    type GetUserEmailError = Errs<{
      name: 'GetUserEmail';
      NotFound: string;
      Deleted: string;
    }>;
    
    const getUserName = async (id: string): Response<string, Errs<GetUserEmailError>> => {
      if (id === 'id1') {
        return ok('email@example.com');
      } else if (id === 'id2') {
        return fail('GetUserEmailDeleted');
      }
      return fail('GetUserEmailNotFound');
    };
    
    type SendEmailError = Errs<{
      name: 'SendEmail';
      DeliveryError: string;
    }>;
    
    const sendEmail = async (email: string): Response<{ sentCount: number }, Errs<SendEmailError>> => {
      if (email === 'email@example.com') {
        return ok({ sentCount: 3 })
      }
      return fail('SendEmailDeliveryError')
    }
    
    const sendEmailToUser = async () /*: Response<{ sentCount: number }, Err<'DeliveryError'> | Err<'LoadingUserError'>> */ => {
      const userNameRes = await getUserName('id1');
    
      return userNameRes.onOk(async (email) => {
        const sendRes = await sendEmail(email); 
    
        return sendRes;
      }).onErr((err) => {
        if (err.type === 'SendEmailDeliveryError') {
          return { type: 'DeliveryError' }
        } else if (err.type === 'GetUserEmailDeleted' || err.type === 'GetUserEmailNotFound') {
          return { type: 'LoadingUserError'  }
        }
        nope(err);
      }).res();
    }

    Result<Data, Fail>.onOk

    On success return new Data2 and collects all errors. Used to sequentially run multiple functions which returns result. In the end onErr can map errors to desired error type.

    Params:

    • cb: callback which receives
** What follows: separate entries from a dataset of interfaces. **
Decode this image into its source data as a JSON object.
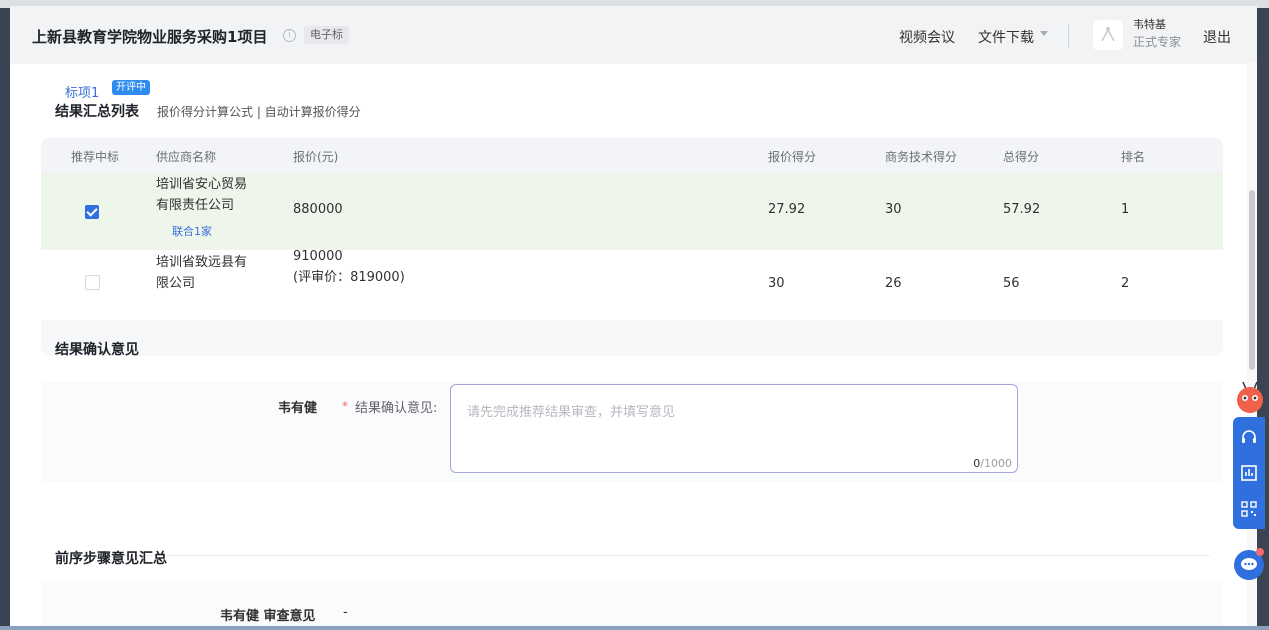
{
  "header": {
    "title": "上新县教育学院物业服务采购1项目",
    "tag": "电子标",
    "nav": [
      "视频会议",
      "文件下载"
    ],
    "user_name": "韦特基",
    "user_role": "正式专家",
    "logout": "退出"
  },
  "tab": {
    "label": "标项1",
    "badge": "开评中"
  },
  "summary": {
    "title": "结果汇总列表",
    "links": "报价得分计算公式 | 自动计算报价得分",
    "columns": [
      "推荐中标",
      "供应商名称",
      "报价(元)",
      "报价得分",
      "商务技术得分",
      "总得分",
      "排名"
    ],
    "rows": [
      {
        "checked": true,
        "name_line1": "培训省安心贸易",
        "name_line2": "有限责任公司",
        "union": "联合1家",
        "price": "880000",
        "price_note": "",
        "price_score": "27.92",
        "biz_score": "30",
        "total": "57.92",
        "rank": "1"
      },
      {
        "checked": false,
        "name_line1": "培训省致远县有",
        "name_line2": "限公司",
        "union": "",
        "price": "910000",
        "price_note": "(评审价：819000)",
        "price_score": "30",
        "biz_score": "26",
        "total": "56",
        "rank": "2"
      }
    ]
  },
  "confirm": {
    "title": "结果确认意见",
    "reviewer": "韦有健",
    "field_label": "结果确认意见:",
    "placeholder": "请先完成推荐结果审查，并填写意见",
    "count": "0",
    "max": "/1000"
  },
  "previous": {
    "title": "前序步骤意见汇总",
    "reviewer_label": "韦有健 审查意见",
    "value": "-"
  },
  "colors": {
    "accent": "#2f6fde",
    "selected_row": "#eef5ea",
    "required": "#f56c6c"
  }
}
      • data: Data
      • res: Result<Data, never>
    • name (optional) : common error name, it will prepend all errors types

    Returns:

    • Result<Data2, Fail | Fail2> or Response<Data2, Fail | Fail2> (for async functions)

    Result<Data, Fail>.onErr, Result<Data, Fail>.onFail

    Doesn't change Data and returns new Fail2 — used to map one type of errors to another.

    Params:

    • cb: callback which receives
      • err: Fail
      • res: Result<never, Fail>

    Returns:

    • onErr: string, { type: string } or Promise<string>, Promise<{ type: string }>
    • onFail: Result<never, Fail2> or Response<never, Fail2>

    Install

    npm i lambda-res

    DownloadsWeekly Downloads

    76

    Version

    1.0.22

    License

    MIT

    Unpacked Size

    134 kB

    Total Files

    50

    Last publish

    Collaborators

    • alexshelkov